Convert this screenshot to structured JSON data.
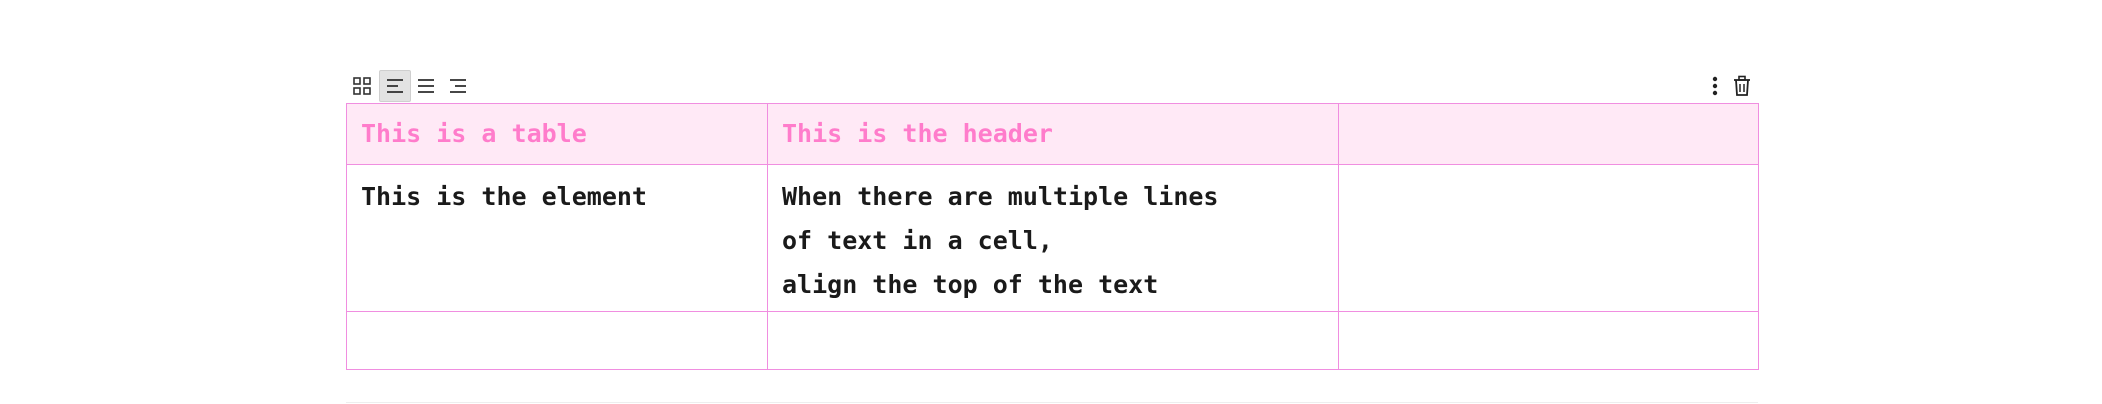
{
  "toolbar": {
    "left_buttons": [
      {
        "name": "table-grid-icon",
        "active": false
      },
      {
        "name": "align-left-icon",
        "active": true
      },
      {
        "name": "align-center-icon",
        "active": false
      },
      {
        "name": "align-right-icon",
        "active": false
      }
    ],
    "right_buttons": [
      {
        "name": "more-vertical-icon"
      },
      {
        "name": "trash-icon"
      }
    ]
  },
  "table": {
    "header": [
      "This is a table",
      "This is the header",
      ""
    ],
    "rows": [
      {
        "cells": [
          [
            "This is the element"
          ],
          [
            "When there are multiple lines",
            "of text in a cell,",
            "align the top of the text"
          ],
          []
        ]
      },
      {
        "cells": [
          [],
          [],
          []
        ]
      }
    ]
  },
  "colors": {
    "border": "#f08ee0",
    "header_bg": "#ffe9f6",
    "header_text": "#ff7ccb",
    "body_text": "#1a1a1a",
    "active_button_bg": "#e3e3e3"
  }
}
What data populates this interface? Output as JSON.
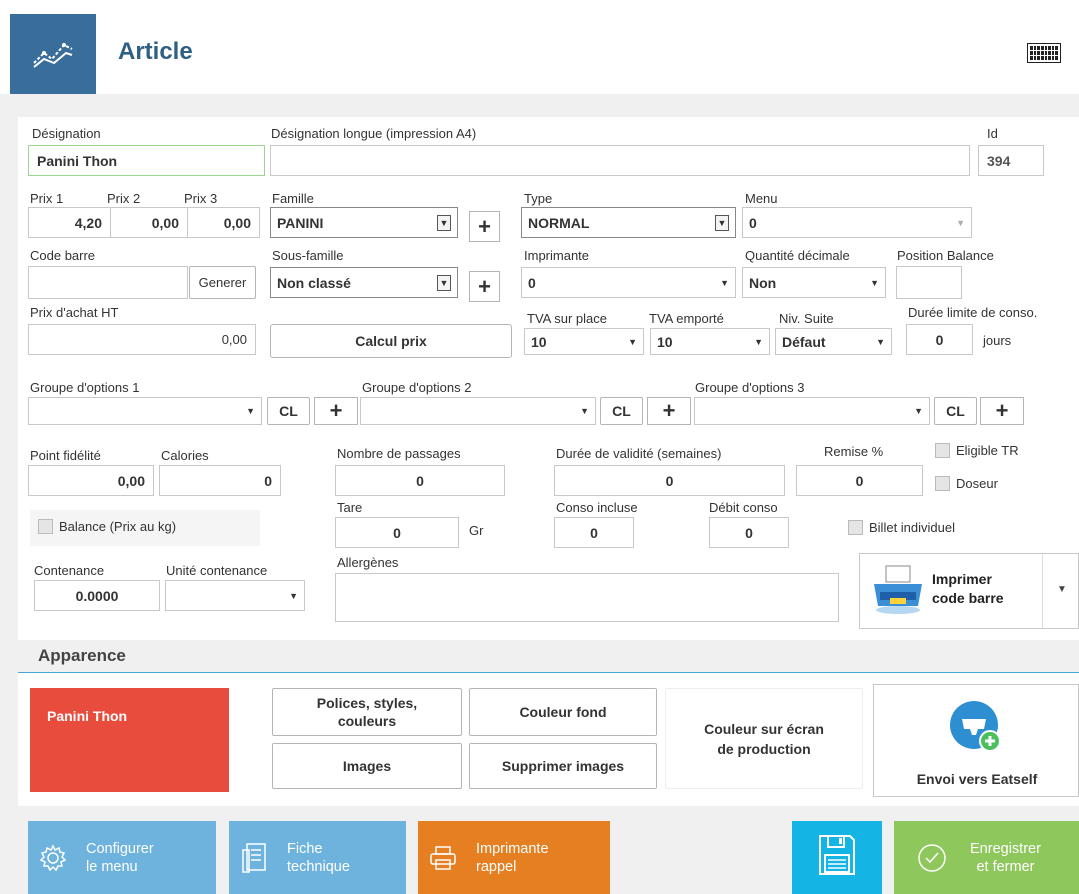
{
  "header": {
    "title": "Article",
    "logo_icon": "chart-line-icon",
    "keyboard_icon": "keyboard-icon"
  },
  "form": {
    "designation": {
      "label": "Désignation",
      "value": "Panini Thon"
    },
    "designation_longue": {
      "label": "Désignation longue (impression A4)",
      "value": ""
    },
    "id": {
      "label": "Id",
      "value": "394"
    },
    "prix1": {
      "label": "Prix 1",
      "value": "4,20"
    },
    "prix2": {
      "label": "Prix 2",
      "value": "0,00"
    },
    "prix3": {
      "label": "Prix 3",
      "value": "0,00"
    },
    "famille": {
      "label": "Famille",
      "value": "PANINI"
    },
    "type": {
      "label": "Type",
      "value": "NORMAL"
    },
    "menu": {
      "label": "Menu",
      "value": "0"
    },
    "code_barre": {
      "label": "Code barre",
      "value": "",
      "generate_label": "Generer"
    },
    "sous_famille": {
      "label": "Sous-famille",
      "value": "Non classé"
    },
    "imprimante": {
      "label": "Imprimante",
      "value": "0"
    },
    "quantite_decimale": {
      "label": "Quantité décimale",
      "value": "Non"
    },
    "position_balance": {
      "label": "Position Balance",
      "value": ""
    },
    "prix_achat": {
      "label": "Prix d'achat HT",
      "value": "0,00"
    },
    "calcul_prix": "Calcul prix",
    "tva_sur_place": {
      "label": "TVA sur place",
      "value": "10"
    },
    "tva_emporte": {
      "label": "TVA emporté",
      "value": "10"
    },
    "niv_suite": {
      "label": "Niv. Suite",
      "value": "Défaut"
    },
    "duree_limite": {
      "label": "Durée limite de conso.",
      "value": "0",
      "unit": "jours"
    },
    "groupe1": {
      "label": "Groupe d'options 1",
      "value": ""
    },
    "groupe2": {
      "label": "Groupe d'options 2",
      "value": ""
    },
    "groupe3": {
      "label": "Groupe d'options 3",
      "value": ""
    },
    "cl_label": "CL",
    "plus_label": "+",
    "point_fidelite": {
      "label": "Point fidélité",
      "value": "0,00"
    },
    "calories": {
      "label": "Calories",
      "value": "0"
    },
    "nombre_passages": {
      "label": "Nombre de passages",
      "value": "0"
    },
    "duree_validite": {
      "label": "Durée de validité (semaines)",
      "value": "0"
    },
    "remise": {
      "label": "Remise %",
      "value": "0"
    },
    "eligible_tr": "Eligible TR",
    "doseur": "Doseur",
    "balance": "Balance (Prix au kg)",
    "tare": {
      "label": "Tare",
      "value": "0",
      "unit": "Gr"
    },
    "conso_incluse": {
      "label": "Conso incluse",
      "value": "0"
    },
    "debit_conso": {
      "label": "Débit conso",
      "value": "0"
    },
    "billet_individuel": "Billet individuel",
    "contenance": {
      "label": "Contenance",
      "value": "0.0000"
    },
    "unite_contenance": {
      "label": "Unité contenance",
      "value": ""
    },
    "allergenes": {
      "label": "Allergènes",
      "value": ""
    },
    "imprimer_code_barre": {
      "line1": "Imprimer",
      "line2": "code barre"
    }
  },
  "apparence": {
    "title": "Apparence",
    "preview_text": "Panini Thon",
    "preview_color": "#e84c3d",
    "polices_line1": "Polices, styles,",
    "polices_line2": "couleurs",
    "couleur_fond": "Couleur fond",
    "couleur_ecran_line1": "Couleur sur écran",
    "couleur_ecran_line2": "de production",
    "images": "Images",
    "supprimer_images": "Supprimer images",
    "envoi_eatself": "Envoi vers Eatself"
  },
  "bottom": {
    "configurer": {
      "line1": "Configurer",
      "line2": "le menu",
      "color": "#6db3de"
    },
    "fiche": {
      "line1": "Fiche",
      "line2": "technique",
      "color": "#6db3de"
    },
    "imprimante_rappel": {
      "line1": "Imprimante",
      "line2": "rappel",
      "color": "#e67e22"
    },
    "save_color": "#14b4e4",
    "enregistrer": {
      "line1": "Enregistrer",
      "line2": "et fermer",
      "color": "#8ec75b"
    }
  }
}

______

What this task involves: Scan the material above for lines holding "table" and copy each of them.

Task output:
        "name": "table-grid-icon",
  "table": {
      "This is a table",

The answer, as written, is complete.